Contributed by NavVis
Today, licensed surveyors are starting to put mobile mapping through its paces in projects like topo survey, building survey, bridge capture, and more. In the process, they’re determining whether this technology really belongs in a surveyor’s toolbox.
Recently, NavVis caught up with two such surveyors to discuss their real-world experiences. Over the course of an hour-long webinar, Ben Shinabery of Qk4 and Jeff Voorheis of Voorheis & Voorheis shared their perspectives on the pros and cons of using mobile mapping in survey projects.
They talked accuracy and speed (of course). But they also dug into the mobile-mapping benefits they wouldn’t have known about before taking the plunge.
Here are some highlights from that conversation: Three hidden strengths of mobile mapping for professional survey.
(If you’d like to jump straight into the webinar, you can find the recording here.)
It levels up your on-site photography
A surveyor once told me that whenever you need a photo of something after you’re back in the office — that’s the one thing that someone forgot to photograph.
According to Shinabery and Voorheis, mobile mapping systems can make this problem a thing of the past.
As Voorheis notes, the mobile mapping workflow involves “moving the scanner throughout the scene.” You carry it around corners and walk around obstructions to ensure that the device captures 3D measurement points for the whole site.
Source: Jeff Voorheis
Shinabery says this workflow makes mobile mapping devices ideal for photographic capture. Since tools like NavVis VLX include HD cameras in their sensor payload, they capture RGB (or photographic) data continuously — without any extra effort from you.
On top of that, the optics and processing are configured to capture good photos automatically, in varying lighting conditions. Shinabery says this makes the color balancing better than other RGB capture methods.
Mobile mapping saves you time with color capture while ensuring you get the whole scene. No more getting back to the office to find that you forgot to capture that one feature you needed.
Stress-free capture of critical features
Shinabery says that mobile mapping systems enable his team to gather a significant amount of 3D context on site. What’s more, by aligning and integrating the point cloud and locking it down to the survey, they can use the same mobile mapping data for surveying critical features.
“We find that bridge environments are great for this,” he says, “because it's difficult for a field crew to know the exact point of the critical feature. Peer cap elevations, abutment wall elevations, the beams that come through any of the cross beams, horizontal location of peers, elevation, clearances, utilities, etc. All of that is collected within the scans.”
Source: Ben Shinabery, Linkedin
That means the field crews don't even have to think about manually collecting critical points. That saves them time and effort and reduces the possibility of human error.

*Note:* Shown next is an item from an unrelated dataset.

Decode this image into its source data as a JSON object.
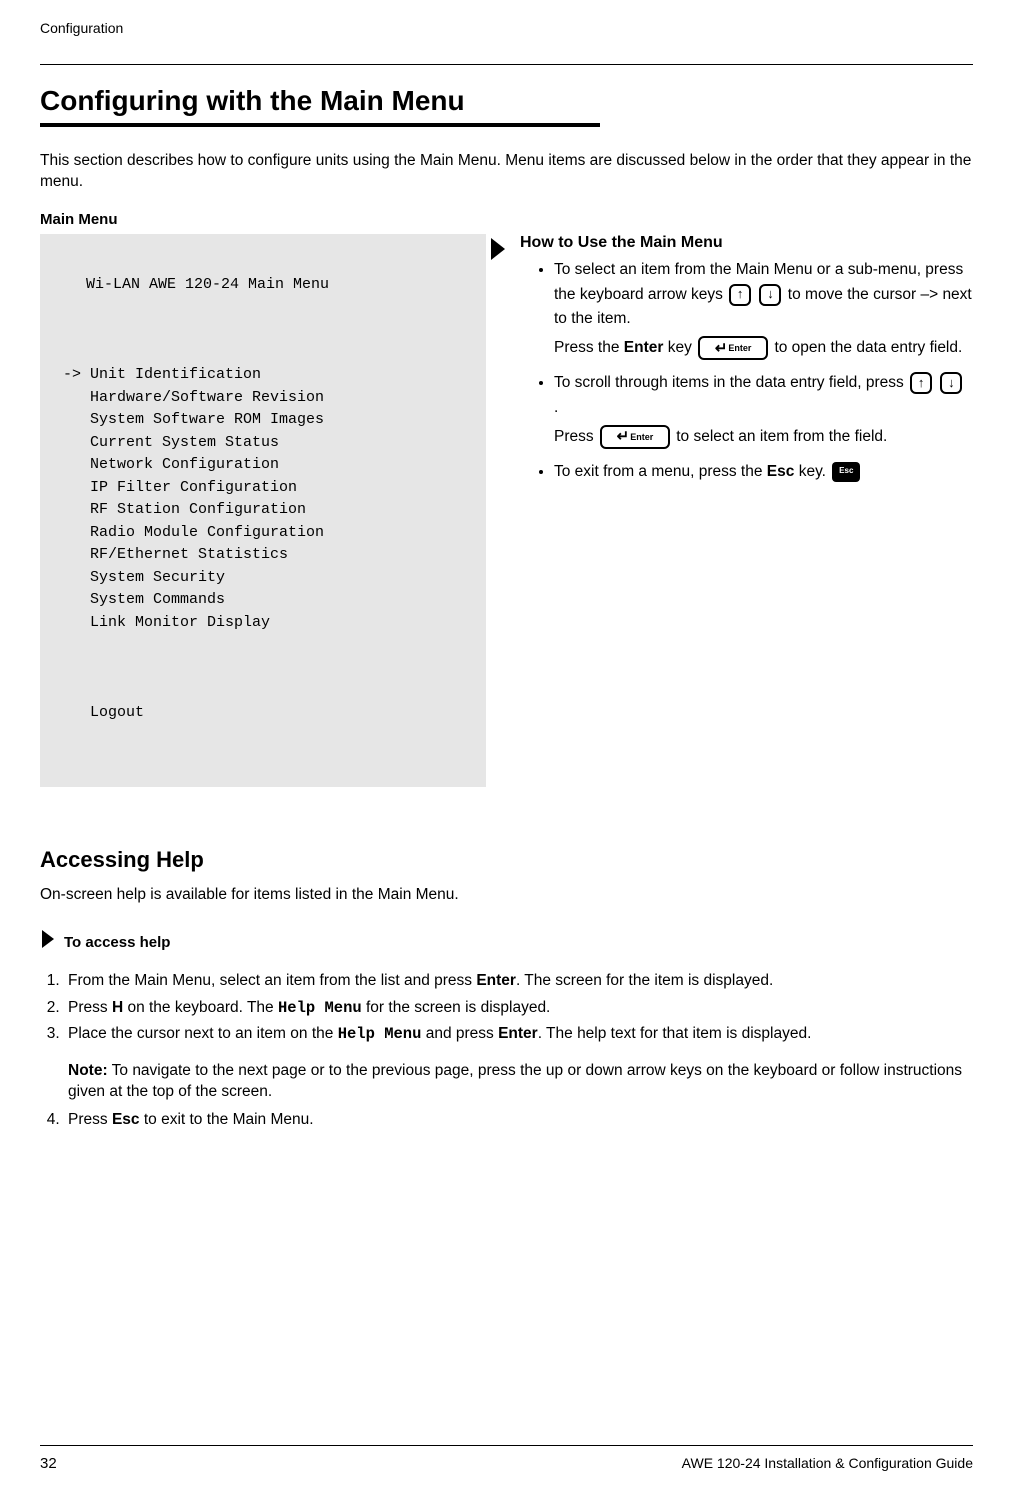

“We can focus on the bigger picture,” Shinabery says, “and then use validation points to validate the point cloud on the back end. That workflow has really been an asset to us.”
New value-add services

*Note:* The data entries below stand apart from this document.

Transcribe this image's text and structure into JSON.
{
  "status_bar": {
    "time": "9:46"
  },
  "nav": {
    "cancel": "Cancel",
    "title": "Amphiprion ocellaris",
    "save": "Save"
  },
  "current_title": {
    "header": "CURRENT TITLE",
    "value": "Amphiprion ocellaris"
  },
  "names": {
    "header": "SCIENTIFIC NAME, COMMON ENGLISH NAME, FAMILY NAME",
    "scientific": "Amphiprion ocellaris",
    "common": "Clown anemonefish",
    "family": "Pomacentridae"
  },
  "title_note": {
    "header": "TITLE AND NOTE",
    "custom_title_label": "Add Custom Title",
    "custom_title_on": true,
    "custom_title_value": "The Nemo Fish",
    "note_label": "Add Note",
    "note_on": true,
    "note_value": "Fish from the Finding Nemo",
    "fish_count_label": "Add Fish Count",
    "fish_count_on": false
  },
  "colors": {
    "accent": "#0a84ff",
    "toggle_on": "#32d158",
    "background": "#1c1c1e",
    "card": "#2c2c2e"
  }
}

During the webinar, Voorheis explained that his mobile mapping has helped him grow his business in unexpected ways.
He detailed a project for a customer that wanted the site of an apartment complex surveyed. His team performed their usual survey and scanning workflow. That included capturing the inside of the building with NavVis VLX.

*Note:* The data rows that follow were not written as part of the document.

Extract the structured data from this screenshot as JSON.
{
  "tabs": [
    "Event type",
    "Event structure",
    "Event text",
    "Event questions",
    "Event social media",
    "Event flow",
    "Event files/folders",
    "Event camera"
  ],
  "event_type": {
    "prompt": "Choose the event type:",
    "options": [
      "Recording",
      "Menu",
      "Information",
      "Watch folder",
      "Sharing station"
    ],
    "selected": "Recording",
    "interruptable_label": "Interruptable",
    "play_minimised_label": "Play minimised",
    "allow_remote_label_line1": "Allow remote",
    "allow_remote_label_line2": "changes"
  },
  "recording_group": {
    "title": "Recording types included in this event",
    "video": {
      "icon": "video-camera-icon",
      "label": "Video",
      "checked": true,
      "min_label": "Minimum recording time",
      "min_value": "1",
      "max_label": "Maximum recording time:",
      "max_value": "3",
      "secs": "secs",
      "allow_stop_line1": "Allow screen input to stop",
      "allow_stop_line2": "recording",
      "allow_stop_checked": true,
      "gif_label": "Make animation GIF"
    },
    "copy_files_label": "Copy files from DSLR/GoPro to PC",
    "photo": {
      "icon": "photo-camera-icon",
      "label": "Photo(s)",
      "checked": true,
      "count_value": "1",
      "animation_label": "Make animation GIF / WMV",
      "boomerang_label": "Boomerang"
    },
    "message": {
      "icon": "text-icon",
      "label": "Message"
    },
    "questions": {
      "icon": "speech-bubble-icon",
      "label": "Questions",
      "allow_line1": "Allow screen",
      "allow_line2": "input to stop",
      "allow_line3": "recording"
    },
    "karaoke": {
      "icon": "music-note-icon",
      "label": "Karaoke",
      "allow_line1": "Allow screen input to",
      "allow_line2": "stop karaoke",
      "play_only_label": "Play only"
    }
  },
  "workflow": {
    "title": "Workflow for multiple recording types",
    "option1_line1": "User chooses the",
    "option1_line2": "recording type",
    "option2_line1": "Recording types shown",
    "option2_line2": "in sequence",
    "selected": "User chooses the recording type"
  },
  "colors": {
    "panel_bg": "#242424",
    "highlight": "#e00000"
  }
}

“What I love about this data,” he says, “is the color and detail.” He notes that the data was good enough that his team simply “sliced the point clouds a few feet off the ground. From there, we drafted a traditional AutoCAD file, and handed the client a full floor plan.”
Mobile mapping has enabled Voorheis and his team to offer a service that wouldn’t have been cost-effective before.
“We don't get a lot of requests to do floor plans,” he adds. That’s “because a staff architect can go out with a clipboard and measuring tape,” which is more enticing to the client than paying the “high price” of a survey crew.
Now, Voorheis says, mobile mapping has made it simple to throw in the floor plan as a value-add. “It's almost like the fries that come with the hamburger meal. I've been able to upsell several jobs saying ‘Hey, would you like a floor plan with that survey? Because I'm going to have to walk through your place anyways.’”
While it may seem mobile mapping is only good for increasing the speed of 3D capture, Shinabery and Voorheis showed that the tool can offer a lot more to the professional surveyor.
Throughout this hour-long webinar, they also shared the surveyor’s perspective on a variety of topics related to mobile mapping. That includes:
- the true accuracy of mobile mapping
- how colorized 3D data can help you communicate with non-surveyors
- how mobile mapping data compares to — and sometimes improves on — traditional survey data
- which survey projects are right for mobile mapping
- the future of mobile mapping in survey
- how to achieve the best accuracy
...and much more! Click through to the full webinar here.
About the author: Sean Higgins is an independent technology writer, former trade publication editor, and outdoors enthusiast. He believes that clear, buzzword-free writing about 3D technologies is a public service.